--- Work to be completed ---
Wherever a line in the records below contains "decision", copy that line.

Dataset rows for apps and sites:
____
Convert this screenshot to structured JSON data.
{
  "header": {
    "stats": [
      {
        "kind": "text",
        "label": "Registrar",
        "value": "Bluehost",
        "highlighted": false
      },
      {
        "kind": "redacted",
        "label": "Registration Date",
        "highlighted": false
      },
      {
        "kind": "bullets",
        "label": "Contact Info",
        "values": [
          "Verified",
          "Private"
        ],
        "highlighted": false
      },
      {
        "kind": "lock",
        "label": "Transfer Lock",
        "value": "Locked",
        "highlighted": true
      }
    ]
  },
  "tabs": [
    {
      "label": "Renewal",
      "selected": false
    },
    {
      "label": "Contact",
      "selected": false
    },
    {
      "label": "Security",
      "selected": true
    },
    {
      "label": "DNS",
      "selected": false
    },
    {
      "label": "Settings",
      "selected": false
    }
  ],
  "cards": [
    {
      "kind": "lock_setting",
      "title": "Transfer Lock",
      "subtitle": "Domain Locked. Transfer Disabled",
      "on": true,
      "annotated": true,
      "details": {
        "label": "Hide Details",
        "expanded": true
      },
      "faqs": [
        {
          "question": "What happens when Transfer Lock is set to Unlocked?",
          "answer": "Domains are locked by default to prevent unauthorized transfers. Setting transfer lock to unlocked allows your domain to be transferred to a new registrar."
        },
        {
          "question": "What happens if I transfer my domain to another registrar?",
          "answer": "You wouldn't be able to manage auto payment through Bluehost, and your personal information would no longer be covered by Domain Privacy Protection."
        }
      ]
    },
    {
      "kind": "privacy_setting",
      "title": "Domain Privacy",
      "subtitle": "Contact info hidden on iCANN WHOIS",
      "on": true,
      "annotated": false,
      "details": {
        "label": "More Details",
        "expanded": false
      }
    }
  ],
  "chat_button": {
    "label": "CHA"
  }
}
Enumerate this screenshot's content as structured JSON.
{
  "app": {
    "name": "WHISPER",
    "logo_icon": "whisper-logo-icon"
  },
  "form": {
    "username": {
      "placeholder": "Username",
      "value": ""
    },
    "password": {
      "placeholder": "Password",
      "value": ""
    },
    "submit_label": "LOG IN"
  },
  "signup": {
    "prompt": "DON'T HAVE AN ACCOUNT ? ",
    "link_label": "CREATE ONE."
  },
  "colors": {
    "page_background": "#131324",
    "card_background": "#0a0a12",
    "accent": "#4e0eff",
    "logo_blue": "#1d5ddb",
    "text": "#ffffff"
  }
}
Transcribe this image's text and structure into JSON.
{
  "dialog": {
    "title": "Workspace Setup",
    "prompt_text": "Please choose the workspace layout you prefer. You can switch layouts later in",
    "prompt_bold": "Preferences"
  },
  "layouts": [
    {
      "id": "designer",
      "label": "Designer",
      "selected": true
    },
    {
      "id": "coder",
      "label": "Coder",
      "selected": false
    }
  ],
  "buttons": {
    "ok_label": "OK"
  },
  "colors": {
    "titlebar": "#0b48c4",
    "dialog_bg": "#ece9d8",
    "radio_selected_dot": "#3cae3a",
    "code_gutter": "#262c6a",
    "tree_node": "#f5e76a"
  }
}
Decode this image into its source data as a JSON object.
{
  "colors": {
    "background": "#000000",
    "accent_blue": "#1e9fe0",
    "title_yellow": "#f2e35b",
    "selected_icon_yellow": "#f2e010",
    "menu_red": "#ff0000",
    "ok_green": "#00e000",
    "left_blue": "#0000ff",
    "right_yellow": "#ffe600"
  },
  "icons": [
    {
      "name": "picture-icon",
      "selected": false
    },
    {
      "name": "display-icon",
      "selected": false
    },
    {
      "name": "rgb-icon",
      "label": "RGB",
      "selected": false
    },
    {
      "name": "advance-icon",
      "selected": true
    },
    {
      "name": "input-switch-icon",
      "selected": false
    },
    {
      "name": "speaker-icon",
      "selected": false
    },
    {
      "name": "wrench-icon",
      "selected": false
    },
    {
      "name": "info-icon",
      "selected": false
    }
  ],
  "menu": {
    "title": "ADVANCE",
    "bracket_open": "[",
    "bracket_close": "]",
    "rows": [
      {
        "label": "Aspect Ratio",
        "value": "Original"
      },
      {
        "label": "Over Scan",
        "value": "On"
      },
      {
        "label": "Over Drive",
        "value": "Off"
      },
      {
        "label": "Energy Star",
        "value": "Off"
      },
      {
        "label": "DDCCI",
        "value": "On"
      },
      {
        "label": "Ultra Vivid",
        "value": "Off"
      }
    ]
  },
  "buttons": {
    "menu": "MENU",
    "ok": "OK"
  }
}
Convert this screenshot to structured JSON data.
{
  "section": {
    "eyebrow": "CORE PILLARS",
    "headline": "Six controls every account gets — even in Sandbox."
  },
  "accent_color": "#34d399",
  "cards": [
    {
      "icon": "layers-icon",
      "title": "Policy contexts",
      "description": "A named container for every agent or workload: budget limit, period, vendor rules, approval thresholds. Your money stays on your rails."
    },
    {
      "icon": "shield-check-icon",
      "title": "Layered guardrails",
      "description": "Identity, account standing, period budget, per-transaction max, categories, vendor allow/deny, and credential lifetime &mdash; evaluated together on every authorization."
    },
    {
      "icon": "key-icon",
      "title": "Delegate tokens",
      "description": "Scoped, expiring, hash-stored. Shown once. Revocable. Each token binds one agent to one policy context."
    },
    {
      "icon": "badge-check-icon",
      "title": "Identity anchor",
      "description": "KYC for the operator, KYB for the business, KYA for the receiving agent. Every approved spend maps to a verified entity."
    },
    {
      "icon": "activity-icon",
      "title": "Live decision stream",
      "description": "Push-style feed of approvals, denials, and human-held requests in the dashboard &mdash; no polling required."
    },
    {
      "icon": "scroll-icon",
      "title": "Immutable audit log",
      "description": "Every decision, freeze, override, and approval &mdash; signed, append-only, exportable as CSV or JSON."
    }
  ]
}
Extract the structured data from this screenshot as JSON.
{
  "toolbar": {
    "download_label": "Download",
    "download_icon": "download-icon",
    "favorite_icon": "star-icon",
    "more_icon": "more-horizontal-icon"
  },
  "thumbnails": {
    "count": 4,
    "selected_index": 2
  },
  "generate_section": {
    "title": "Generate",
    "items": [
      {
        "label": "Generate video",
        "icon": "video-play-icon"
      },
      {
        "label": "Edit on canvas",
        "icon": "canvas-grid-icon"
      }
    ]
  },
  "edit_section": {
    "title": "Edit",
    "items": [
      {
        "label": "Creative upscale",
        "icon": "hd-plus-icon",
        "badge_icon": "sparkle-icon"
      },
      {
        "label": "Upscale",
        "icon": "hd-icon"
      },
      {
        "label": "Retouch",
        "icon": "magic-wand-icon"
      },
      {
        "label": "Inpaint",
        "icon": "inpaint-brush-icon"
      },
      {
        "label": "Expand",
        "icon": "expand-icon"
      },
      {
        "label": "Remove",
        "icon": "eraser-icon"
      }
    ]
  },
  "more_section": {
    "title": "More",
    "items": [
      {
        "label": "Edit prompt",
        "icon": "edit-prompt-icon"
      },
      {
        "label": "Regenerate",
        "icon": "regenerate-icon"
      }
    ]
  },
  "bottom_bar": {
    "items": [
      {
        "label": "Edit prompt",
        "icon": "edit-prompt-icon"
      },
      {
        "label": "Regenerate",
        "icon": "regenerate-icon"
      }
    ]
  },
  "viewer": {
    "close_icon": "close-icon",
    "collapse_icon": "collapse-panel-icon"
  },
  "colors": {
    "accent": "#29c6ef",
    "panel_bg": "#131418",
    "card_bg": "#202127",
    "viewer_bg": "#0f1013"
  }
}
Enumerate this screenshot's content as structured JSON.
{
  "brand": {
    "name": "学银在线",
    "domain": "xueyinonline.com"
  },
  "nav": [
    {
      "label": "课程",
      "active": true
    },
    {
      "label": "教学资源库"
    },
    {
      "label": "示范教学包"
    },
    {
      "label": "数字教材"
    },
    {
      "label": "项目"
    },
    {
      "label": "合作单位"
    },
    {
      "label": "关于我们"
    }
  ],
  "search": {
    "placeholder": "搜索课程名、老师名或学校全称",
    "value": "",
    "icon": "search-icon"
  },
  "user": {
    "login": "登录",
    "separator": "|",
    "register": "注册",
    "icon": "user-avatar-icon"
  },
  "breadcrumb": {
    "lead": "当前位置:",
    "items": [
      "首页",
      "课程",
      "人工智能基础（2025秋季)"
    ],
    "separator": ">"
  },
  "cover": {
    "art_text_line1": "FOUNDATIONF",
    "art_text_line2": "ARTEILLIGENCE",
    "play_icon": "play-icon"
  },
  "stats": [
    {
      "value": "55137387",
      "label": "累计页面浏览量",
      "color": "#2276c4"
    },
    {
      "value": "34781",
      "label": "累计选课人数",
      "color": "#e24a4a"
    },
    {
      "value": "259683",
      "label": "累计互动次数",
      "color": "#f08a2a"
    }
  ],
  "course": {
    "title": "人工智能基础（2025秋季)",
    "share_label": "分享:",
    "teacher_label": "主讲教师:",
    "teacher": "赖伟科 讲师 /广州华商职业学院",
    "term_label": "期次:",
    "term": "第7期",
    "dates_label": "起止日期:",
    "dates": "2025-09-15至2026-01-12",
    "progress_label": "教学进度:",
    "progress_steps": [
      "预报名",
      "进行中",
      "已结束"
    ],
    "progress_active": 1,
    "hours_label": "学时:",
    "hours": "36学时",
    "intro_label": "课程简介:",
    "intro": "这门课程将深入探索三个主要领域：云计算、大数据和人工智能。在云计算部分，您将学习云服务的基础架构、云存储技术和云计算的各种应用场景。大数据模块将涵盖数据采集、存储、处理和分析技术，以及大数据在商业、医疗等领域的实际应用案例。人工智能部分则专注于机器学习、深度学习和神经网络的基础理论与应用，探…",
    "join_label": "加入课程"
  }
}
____
--- Written reply ---
      "title": "Live decision stream",
      "description": "Every decision, freeze, override, and approval &mdash; signed, append-only, exportable as CSV or JSON."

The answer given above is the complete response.